1

This is a lyrics of an ccm song.

This is amazing grace
This is unfailing love
That You would take my place
That You would bear my cross
You would lay down Your life
That I would be set free
Jesus, I sing for
All that You've done for me

When you see the third line, is it right that'That You would take my place' means 'in order that you would take my place'?
And if I'm right, then is it possible to omit 'so' from 'so that' phrase?

2

I think the lyrics mean something different from what you are assuming.

"That You would take my place" means "the fact that you would take my place."

The lyrics are saying that Jesus's willingness to take the narrator's place on the cross is representative of grace and love.
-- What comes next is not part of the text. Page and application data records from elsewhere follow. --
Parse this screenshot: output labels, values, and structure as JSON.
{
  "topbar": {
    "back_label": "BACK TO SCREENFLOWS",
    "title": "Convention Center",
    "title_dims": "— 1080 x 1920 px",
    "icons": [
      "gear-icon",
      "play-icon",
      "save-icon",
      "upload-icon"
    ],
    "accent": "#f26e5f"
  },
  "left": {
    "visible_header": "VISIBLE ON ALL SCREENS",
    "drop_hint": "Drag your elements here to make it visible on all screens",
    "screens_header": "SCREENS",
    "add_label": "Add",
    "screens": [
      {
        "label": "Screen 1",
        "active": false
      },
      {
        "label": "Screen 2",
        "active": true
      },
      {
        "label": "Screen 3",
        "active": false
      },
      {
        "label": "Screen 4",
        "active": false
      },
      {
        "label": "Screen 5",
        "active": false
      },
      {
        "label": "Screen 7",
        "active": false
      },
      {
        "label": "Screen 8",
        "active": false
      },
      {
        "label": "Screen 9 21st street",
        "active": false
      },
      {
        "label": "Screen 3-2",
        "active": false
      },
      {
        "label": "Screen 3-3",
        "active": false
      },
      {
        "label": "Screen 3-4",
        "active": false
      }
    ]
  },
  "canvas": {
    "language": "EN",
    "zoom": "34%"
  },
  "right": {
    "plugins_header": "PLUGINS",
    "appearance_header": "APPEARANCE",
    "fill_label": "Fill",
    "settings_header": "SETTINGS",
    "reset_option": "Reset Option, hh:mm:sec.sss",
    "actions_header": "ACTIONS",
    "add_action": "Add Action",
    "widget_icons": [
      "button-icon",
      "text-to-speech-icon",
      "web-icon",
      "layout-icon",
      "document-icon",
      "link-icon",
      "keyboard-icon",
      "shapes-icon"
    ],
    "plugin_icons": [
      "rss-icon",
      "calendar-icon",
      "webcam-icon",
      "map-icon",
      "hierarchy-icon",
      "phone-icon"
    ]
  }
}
It is grammatically acceptable to omit "so" from the phrasing "so that..." before some consequence or outcome, but it sounds very old fashioned. The lines

You would lay down Your life
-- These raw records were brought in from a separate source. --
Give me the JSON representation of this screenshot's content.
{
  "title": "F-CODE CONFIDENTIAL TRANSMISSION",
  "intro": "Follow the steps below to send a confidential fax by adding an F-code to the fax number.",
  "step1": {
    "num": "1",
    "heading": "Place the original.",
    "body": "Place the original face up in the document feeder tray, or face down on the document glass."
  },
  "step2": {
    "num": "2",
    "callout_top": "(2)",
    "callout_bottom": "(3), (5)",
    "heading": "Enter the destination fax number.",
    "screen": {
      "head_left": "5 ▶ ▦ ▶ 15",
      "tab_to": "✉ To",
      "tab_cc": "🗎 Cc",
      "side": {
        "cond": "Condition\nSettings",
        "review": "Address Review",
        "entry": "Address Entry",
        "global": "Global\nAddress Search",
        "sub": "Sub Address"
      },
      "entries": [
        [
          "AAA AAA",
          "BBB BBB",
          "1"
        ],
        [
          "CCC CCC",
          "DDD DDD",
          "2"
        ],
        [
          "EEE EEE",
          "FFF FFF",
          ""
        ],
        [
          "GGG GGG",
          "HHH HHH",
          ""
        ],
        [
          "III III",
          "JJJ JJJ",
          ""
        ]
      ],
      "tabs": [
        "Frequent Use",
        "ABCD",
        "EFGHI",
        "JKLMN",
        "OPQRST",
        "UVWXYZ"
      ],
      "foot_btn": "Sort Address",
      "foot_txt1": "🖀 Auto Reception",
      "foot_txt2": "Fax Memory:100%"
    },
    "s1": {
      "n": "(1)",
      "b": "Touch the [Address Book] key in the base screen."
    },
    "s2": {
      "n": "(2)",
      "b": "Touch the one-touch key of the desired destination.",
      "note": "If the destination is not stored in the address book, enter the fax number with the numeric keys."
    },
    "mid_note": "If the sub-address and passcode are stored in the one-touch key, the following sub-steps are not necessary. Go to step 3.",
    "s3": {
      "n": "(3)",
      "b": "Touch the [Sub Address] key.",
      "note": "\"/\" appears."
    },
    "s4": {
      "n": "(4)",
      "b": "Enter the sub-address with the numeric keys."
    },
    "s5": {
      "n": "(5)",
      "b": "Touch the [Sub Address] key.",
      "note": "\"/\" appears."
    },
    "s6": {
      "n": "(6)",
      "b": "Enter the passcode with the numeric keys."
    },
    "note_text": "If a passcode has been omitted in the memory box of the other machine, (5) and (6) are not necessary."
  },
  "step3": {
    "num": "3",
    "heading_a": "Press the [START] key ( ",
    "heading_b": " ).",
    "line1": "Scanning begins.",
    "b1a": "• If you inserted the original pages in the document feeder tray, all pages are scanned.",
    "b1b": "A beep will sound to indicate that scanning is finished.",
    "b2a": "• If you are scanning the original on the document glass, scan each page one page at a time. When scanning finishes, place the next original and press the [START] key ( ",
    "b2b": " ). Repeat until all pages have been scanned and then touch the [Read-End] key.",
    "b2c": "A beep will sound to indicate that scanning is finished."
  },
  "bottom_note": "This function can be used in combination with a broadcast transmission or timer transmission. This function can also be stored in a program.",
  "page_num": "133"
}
That I would be set free

are are an example of this construction. I don't believe many native speakers would omit "so" in modern speech, but some exceptions include lyrics and poems, where language rules and style are more flexible, as well as quotes from older texts or when speaking in an intentionally outdated manner.

2
  • I agree on all counts. Interestingly, these lyrics do include an example of an omission of "so," but not in "That you would take my place." It's on the sixth line, which is connected to the fifth line: "You would lay down your life (so) that I would be set free." And as mentioned in this answer, it sounds old-fashioned. More specifically, it sounds like something you might read in an old translation of the Bible. – Juhasz Oct 16 '18 at 16:26
  • @Juhasz You are correct. I did not even read that far. -_-; I will note that in my answer. – Tashus Oct 16 '18 at 16:27

Your Answer

By clicking “Post Your Answer”, you agree to our terms of service, privacy policy and cookie policy

Not the answer you're looking for? Browse other questions tagged or ask your own question.